Author Archive

Nationalism in an Era of Strength and Prosperity: Politics and People in Post-Developmental South Korea

By | January 16, 2014

In the fall of last year, South Korea sent tanks, soldiers, and missiles down the streets of central Seoul in the largest military parade seen there in almost a decade. Steven Denney and Karl Friedhoff, writing for CSIS’s PacNet Newsletter, looked for broader societal changes beyond the pomp of the parade.

History and Revolution: An Interview with Dr. Suzy Kim

By | December 16, 2013

Steven Denney speaks with Dr. Suzy Kim (Rutgers University) about the DPRK’s tangled origins, the impact of Bruce Cumings, and her new book: Everyday Life in the North Korean Revolution, 1945-1950.

Sino-NK 2013 Rewind: Saegyehwa Politics and South Korea in the Age of Globalization

By | December 13, 2013

Steven Denney investigates politics and the political in the ROK during 2013, a new Park era, but the continuation of Saegyehwa/Globalization politics.

Hani Says “Don’t Be Fooled” by False Political Divides

By | November 17, 2013

The distorted divide in South Korea between left and right, conservative and progressive, shields a far more pronounced divide between the forces of democracy and… something else. A recent Hankyoreh column, deconstructed by Steven Denney.

Chosun Ilbo “Debates” the Production of History

By | November 10, 2013

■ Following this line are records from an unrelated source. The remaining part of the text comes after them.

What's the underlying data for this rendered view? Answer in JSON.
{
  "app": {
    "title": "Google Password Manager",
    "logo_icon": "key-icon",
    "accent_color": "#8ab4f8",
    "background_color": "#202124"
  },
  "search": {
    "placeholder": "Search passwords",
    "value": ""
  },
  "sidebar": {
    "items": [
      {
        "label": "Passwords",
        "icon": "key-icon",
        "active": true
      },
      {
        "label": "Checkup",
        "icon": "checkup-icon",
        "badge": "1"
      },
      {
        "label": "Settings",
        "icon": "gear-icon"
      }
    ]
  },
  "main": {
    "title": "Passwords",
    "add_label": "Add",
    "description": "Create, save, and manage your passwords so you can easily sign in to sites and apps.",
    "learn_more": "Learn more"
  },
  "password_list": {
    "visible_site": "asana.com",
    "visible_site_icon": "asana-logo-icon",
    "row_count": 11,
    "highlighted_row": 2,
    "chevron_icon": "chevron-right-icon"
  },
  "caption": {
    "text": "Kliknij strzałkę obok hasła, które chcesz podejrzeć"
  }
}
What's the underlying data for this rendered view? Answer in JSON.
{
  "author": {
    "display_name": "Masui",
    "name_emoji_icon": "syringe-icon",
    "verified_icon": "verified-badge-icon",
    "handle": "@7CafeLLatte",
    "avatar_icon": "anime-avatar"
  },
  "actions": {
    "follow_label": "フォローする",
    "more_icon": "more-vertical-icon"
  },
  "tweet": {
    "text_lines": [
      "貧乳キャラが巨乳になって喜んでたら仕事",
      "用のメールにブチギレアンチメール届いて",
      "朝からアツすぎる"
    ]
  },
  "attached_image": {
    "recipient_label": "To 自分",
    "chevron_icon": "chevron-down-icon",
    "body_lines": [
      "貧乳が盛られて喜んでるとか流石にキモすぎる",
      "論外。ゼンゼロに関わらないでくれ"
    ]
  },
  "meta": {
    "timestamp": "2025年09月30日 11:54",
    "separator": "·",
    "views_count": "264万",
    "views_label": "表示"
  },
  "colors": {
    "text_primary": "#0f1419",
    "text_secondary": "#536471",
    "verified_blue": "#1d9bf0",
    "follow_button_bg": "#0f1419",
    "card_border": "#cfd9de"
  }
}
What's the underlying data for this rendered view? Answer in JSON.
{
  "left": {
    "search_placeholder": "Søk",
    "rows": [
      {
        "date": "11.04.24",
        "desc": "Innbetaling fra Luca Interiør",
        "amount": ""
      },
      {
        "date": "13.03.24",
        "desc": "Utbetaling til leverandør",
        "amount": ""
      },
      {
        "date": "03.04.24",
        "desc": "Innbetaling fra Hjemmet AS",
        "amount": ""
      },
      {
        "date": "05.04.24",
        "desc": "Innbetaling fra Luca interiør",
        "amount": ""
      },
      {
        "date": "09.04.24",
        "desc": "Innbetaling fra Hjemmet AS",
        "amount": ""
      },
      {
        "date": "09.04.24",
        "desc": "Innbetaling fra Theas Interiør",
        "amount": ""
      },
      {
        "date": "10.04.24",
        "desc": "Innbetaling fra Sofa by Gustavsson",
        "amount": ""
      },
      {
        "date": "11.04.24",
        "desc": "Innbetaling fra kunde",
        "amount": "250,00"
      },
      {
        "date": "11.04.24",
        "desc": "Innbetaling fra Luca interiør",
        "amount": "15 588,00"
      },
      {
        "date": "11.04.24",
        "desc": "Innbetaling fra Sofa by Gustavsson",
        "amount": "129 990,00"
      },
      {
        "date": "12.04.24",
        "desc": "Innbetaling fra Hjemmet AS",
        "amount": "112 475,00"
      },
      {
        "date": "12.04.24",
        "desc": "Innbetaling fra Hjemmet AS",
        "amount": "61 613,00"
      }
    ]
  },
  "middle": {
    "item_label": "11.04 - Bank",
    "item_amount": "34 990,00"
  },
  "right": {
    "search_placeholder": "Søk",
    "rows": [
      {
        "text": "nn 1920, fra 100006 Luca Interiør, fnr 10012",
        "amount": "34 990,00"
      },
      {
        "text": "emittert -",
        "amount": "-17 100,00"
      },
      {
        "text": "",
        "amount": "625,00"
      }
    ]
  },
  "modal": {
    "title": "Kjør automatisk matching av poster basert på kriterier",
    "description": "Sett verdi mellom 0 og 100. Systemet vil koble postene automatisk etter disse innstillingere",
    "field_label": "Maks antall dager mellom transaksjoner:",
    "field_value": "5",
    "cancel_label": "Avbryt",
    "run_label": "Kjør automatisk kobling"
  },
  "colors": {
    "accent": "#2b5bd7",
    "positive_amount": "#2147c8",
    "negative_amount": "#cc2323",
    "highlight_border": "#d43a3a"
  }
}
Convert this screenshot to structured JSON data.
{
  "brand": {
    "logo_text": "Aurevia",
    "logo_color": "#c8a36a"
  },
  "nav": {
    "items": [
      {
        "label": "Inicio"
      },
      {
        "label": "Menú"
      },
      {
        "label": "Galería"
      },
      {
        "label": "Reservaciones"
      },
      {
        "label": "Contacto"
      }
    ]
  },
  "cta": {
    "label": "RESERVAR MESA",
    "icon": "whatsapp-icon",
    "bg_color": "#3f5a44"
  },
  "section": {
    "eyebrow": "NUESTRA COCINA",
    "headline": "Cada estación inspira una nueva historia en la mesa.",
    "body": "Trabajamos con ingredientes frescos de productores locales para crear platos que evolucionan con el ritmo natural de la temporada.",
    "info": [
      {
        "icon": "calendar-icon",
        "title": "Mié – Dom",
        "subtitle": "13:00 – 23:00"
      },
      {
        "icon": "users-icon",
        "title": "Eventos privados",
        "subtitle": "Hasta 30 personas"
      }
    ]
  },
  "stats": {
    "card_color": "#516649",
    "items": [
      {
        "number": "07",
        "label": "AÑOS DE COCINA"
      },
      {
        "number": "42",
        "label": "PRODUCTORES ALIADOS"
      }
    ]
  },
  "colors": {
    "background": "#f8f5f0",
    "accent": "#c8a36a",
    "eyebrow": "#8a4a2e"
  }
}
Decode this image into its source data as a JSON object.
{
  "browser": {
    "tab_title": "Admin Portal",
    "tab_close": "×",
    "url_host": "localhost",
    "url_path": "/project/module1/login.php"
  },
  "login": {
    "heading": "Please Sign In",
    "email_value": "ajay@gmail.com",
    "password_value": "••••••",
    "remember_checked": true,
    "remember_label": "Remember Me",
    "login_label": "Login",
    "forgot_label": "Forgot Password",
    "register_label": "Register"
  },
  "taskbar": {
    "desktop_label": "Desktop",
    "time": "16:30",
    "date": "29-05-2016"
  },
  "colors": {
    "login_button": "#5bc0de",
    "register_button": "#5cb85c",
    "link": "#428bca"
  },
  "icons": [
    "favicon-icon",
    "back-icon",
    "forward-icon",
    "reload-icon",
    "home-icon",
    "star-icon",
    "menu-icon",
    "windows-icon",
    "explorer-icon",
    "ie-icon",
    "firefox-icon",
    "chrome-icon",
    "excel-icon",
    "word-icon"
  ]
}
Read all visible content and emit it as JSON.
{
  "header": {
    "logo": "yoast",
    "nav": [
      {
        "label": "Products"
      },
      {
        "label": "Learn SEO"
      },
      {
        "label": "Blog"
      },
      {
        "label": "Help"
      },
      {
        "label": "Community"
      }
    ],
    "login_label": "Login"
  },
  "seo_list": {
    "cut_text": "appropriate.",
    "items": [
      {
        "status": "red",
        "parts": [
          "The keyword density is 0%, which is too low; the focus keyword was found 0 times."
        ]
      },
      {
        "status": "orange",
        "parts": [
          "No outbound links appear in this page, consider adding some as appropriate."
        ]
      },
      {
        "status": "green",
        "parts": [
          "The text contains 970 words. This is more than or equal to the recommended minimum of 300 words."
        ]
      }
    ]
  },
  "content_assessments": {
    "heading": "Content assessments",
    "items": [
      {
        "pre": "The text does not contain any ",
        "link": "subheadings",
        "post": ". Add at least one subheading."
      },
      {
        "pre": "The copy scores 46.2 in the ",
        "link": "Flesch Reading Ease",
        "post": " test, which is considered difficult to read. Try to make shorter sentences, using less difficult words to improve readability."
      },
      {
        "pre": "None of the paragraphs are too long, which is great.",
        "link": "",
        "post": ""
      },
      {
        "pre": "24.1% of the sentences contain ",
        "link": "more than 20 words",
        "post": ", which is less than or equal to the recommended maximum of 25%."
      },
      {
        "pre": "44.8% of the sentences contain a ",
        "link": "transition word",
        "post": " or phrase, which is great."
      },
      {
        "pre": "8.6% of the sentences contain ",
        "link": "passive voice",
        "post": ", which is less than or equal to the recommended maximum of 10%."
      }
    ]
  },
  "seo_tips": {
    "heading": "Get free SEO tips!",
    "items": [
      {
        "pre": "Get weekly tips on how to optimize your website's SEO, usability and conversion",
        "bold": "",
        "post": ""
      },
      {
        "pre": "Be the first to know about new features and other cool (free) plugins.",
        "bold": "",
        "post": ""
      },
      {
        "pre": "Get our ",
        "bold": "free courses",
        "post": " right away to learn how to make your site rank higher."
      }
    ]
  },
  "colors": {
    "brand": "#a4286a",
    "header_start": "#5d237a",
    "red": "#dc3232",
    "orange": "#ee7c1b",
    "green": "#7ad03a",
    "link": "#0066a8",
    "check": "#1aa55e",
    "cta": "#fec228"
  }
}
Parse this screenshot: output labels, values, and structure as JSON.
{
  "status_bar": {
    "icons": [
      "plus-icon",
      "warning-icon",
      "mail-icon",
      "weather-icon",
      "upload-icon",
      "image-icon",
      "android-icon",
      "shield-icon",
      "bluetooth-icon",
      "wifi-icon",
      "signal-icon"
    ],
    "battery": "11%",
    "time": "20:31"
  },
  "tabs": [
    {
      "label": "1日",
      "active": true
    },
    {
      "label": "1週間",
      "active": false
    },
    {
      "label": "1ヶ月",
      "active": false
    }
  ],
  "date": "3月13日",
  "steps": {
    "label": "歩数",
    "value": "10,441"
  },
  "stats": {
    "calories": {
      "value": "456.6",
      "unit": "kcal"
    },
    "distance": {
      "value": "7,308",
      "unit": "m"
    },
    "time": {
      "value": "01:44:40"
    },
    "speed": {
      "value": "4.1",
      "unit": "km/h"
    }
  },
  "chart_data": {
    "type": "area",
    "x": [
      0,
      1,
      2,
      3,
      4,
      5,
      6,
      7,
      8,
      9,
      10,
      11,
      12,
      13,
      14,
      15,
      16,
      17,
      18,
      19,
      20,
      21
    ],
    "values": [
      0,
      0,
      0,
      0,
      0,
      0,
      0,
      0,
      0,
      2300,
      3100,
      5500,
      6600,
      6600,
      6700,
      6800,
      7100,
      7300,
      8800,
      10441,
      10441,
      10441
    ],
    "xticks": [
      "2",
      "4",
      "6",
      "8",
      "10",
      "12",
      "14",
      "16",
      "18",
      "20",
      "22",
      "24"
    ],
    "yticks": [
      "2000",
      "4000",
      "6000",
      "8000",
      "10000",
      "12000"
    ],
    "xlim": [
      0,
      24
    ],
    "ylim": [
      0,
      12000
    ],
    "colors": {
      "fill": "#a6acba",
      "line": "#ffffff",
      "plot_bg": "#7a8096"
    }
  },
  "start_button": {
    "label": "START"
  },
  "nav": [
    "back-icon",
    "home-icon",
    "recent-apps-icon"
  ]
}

The imbroglio over school history education continues apace in South Korea, with Prime Minister Jung weighing into the debate on November 5. Steven Denney keeps us abreast of things.

Forget about the “Trustpolitik,” Let’s Talk Won

By | November 07, 2013

Trust can come in many forms, but in Korea there is a serious lack of it. According to Professor Jin Jingyi of Peking University, the key is to transit away from futile attempts to foster political trust, and onto an “economics-first,” or “trusteconomik” if you prefer, approach. Steven Denney explains.

The Strength to Concede in Developmental Asia

By | November 02, 2013

Do autocrats cede power to democracy when in fear of the alternative, or is there an alternative hypothesis: that strength increases the likelihood of democratization? East Asian case studies give food for thought. Let Steven Denney be your guide.